Published by Anonymous (not verified) on Sat, 11/02/2017 - 4:27am in

The book's author Sondra Hausner (Professor of Anthropology, University of Oxford) will explore the issues raised in her book. Every month, a ragtag group of Londoners gather in the site known as Crossbones Graveyard to commemorate the souls of medieval prostitutes believed to be buried there—the “Winchester Geese,” women who were under the protection of the Church but denied Christian burial. In the Borough of Southwark, not far from Shakespeare's Globe, is a pilgrimage site for self-identified misfits, nonconformists, and contemporary sex workers who leave memorials to the outcast dead. Ceremonies combining raucous humor and eclectic spirituality are led by a local playwright, John Constable, also known as John Crow. His interpretation of the history of the site has struck a chord with many who feel alienated in present-day London. Sondra L. Hausner offers a nuanced ethnography of Crossbones that tacks between past and present to look at the historical practices of sex work, the relation of the Church to these professions, and their representation in the present. She draws on anthropological approaches to ritual and time to understand the forms of spiritual healing conveyed by the Crossbones rites. She shows that ritual is a way of creating the present by mobilizing the stories of the past for contemporary purposes.

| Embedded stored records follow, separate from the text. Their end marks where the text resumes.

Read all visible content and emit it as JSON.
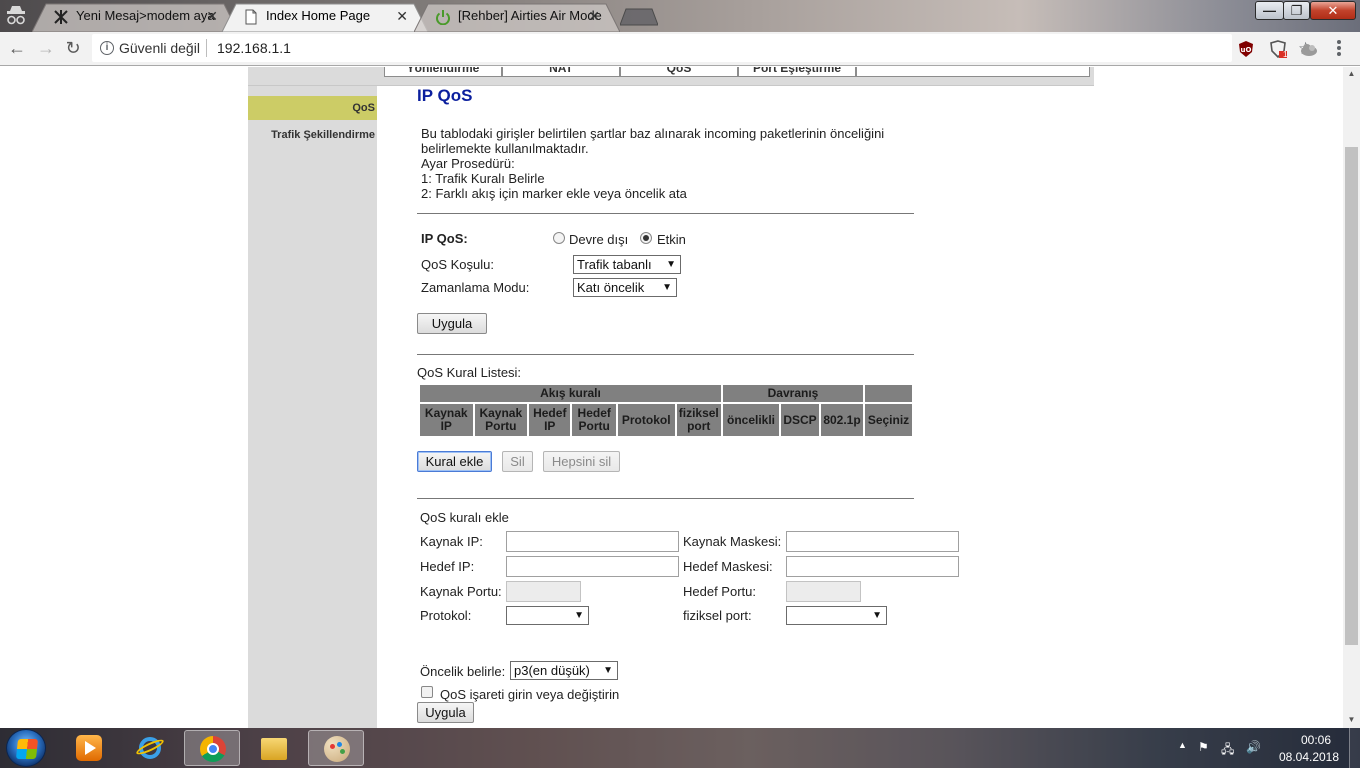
{
  "browser": {
    "tabs": [
      {
        "title": "Yeni Mesaj>modem aya",
        "close": "✕",
        "active": false
      },
      {
        "title": "Index Home Page",
        "close": "✕",
        "active": true
      },
      {
        "title": "[Rehber] Airties Air Mode",
        "close": "✕",
        "active": false
      }
    ],
    "window_buttons": {
      "minimize": "—",
      "maximize": "❐",
      "close": "✕"
    },
    "nav": {
      "back": "←",
      "forward": "→",
      "reload": "↻"
    },
    "security_label": "Güvenli değil",
    "info_glyph": "i",
    "url": "192.168.1.1",
    "star": "☆",
    "extensions": [
      "ublock-origin-icon",
      "brave-shield-icon",
      "cloud-extension-icon"
    ],
    "extension_badge": "1"
  },
  "router": {
    "top_nav": [
      "Yönlendirme",
      "NAT",
      "QoS",
      "Port Eşleştirme"
    ],
    "sidebar": {
      "qos": "QoS",
      "traffic_shaping": "Trafik Şekillendirme"
    },
    "page_title": "IP QoS",
    "description_lines": [
      "Bu tablodaki girişler belirtilen şartlar baz alınarak incoming paketlerinin önceliğini",
      "belirlemekte kullanılmaktadır.",
      "Ayar Prosedürü:",
      "1: Trafik Kuralı Belirle",
      "2: Farklı akış için marker ekle veya öncelik ata"
    ],
    "ip_qos": {
      "label": "IP QoS:",
      "options": [
        "Devre dışı",
        "Etkin"
      ],
      "selected": "Etkin"
    },
    "qos_condition": {
      "label": "QoS Koşulu:",
      "value": "Trafik tabanlı"
    },
    "scheduling_mode": {
      "label": "Zamanlama Modu:",
      "value": "Katı öncelik"
    },
    "apply_button": "Uygula",
    "rule_list": {
      "title": "QoS Kural Listesi:",
      "group_headers": [
        "Akış kuralı",
        "Davranış",
        ""
      ],
      "columns": [
        "Kaynak IP",
        "Kaynak Portu",
        "Hedef IP",
        "Hedef Portu",
        "Protokol",
        "fiziksel port",
        "öncelikli",
        "DSCP",
        "802.1p",
        "Seçiniz"
      ]
    },
    "rule_buttons": {
      "add": "Kural ekle",
      "delete": "Sil",
      "delete_all": "Hepsini sil"
    },
    "add_rule": {
      "title": "QoS kuralı ekle",
      "source_ip": "Kaynak IP:",
      "source_mask": "Kaynak Maskesi:",
      "dest_ip": "Hedef IP:",
      "dest_mask": "Hedef Maskesi:",
      "source_port": "Kaynak Portu:",
      "dest_port": "Hedef Portu:",
      "protocol": "Protokol:",
      "physical_port": "fiziksel port:",
      "values": {
        "source_ip": "",
        "source_mask": "",
        "dest_ip": "",
        "dest_mask": "",
        "source_port": "",
        "dest_port": "",
        "protocol": "",
        "physical_port": ""
      }
    },
    "priority": {
      "label": "Öncelik belirle:",
      "value": "p3(en düşük)"
    },
    "qos_mark_checkbox": {
      "label": "QoS işareti girin veya değiştirin",
      "checked": false
    },
    "apply_button_2": "Uygula"
  },
  "taskbar": {
    "apps": [
      "media-player-icon",
      "internet-explorer-icon",
      "chrome-icon",
      "file-explorer-icon",
      "paint-icon"
    ],
    "active_app": "chrome-icon",
    "tray_up": "▲",
    "time": "00:06",
    "date": "08.04.2018"
  },
  "colors": {
    "title_blue": "#0b1f9e",
    "sidebar_highlight": "#cccc66",
    "panel_grey": "#dbdbdb",
    "table_header_grey": "#808080"
  }
}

The book's author Sondra Hausner (Professor of Anthropology, University of Oxford) will explore the issues raised with:
Bridget Anderson (Professor of Migration and Citizenship, University of Oxford)
Diane Watt (Professor of Medieval Literature, University of Surrey)
Chair: Antonia Fitzpatrick (Departmental Lecturer in History, University of Oxford)